By Consumers Union on Monday, January 5th, 2015
Not again?! It appears that another Bitcoin exchange has suffered a hack.
Bitstamp apparently lost about 19,000 bitcoins, according to news reports – that’s around $5 million – and is temporarily shutdown as of this writing (see screenshot for what we found when we went to Bitstamp’s website today).
In light of this news, now seems like a good time to review some of the risks of virtual currencies:
- The federal government does not insure virtual currency accounts.
That means that if an exchange fails after a hack, you are probably out any value that you stored there. (There are some virtual currency exchanges and wallet providers that offer deposit insurance, but that practice is not common.)

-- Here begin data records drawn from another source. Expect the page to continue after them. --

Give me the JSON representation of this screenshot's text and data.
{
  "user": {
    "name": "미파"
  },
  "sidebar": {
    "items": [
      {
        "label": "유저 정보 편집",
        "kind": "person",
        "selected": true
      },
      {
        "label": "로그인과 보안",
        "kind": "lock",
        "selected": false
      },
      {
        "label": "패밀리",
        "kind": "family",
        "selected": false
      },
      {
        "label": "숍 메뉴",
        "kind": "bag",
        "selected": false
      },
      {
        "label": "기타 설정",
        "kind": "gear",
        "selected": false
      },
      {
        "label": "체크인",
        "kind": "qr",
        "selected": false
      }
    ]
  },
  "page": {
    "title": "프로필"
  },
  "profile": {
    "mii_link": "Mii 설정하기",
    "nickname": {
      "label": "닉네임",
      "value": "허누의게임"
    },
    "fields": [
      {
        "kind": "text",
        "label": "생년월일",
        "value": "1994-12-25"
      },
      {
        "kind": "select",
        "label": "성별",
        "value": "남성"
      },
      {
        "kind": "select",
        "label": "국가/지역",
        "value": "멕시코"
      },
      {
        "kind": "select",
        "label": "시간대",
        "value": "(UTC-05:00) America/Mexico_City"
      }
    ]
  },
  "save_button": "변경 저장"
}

Bitstamp’s CEO Tweeted that the bulk of its bitcoins are safe, and its website – as of this writing – says that all consumer funds “are completely safe and will be honored in full” (squint and you can see that in the screenshot), so it may well be that Bistamp customers are out no bitcoins. That would be good news, of course, and unusual. After high-profile hacks (see here, here and here) consumers are usually out their value.
- There are no federal government protections against fraud and loss of virtual currencies.
If some crook abuses your bank account, say by using your debit card to buy stuff without your permission, your losses are (with some caveats) limited to $50 bucks under law, and the bank has to restore missing funds to your account fairly soon after you dispute the fraudulent transactions. Virtual currency wallet companies and exchanges are not bound by this law.
Bottom line: if there’s a crime against your virtual currency account, you could be out every last bitcoin or dogecoin, or whatever virtual currencies you had in there. This is just one thing to consider when you think about using virtual currencies. You can find a comprehensive treatment of the risks of virtual currencies in this consumer advisory from the Consumer Financial Protection Bureau.
Have a complaint about a virtual currency issue? Submit it to the Consumer Financial Protection Bureau here.
Have a story to share about using virtual currencies? We want to hear from you! Share your story in the comments.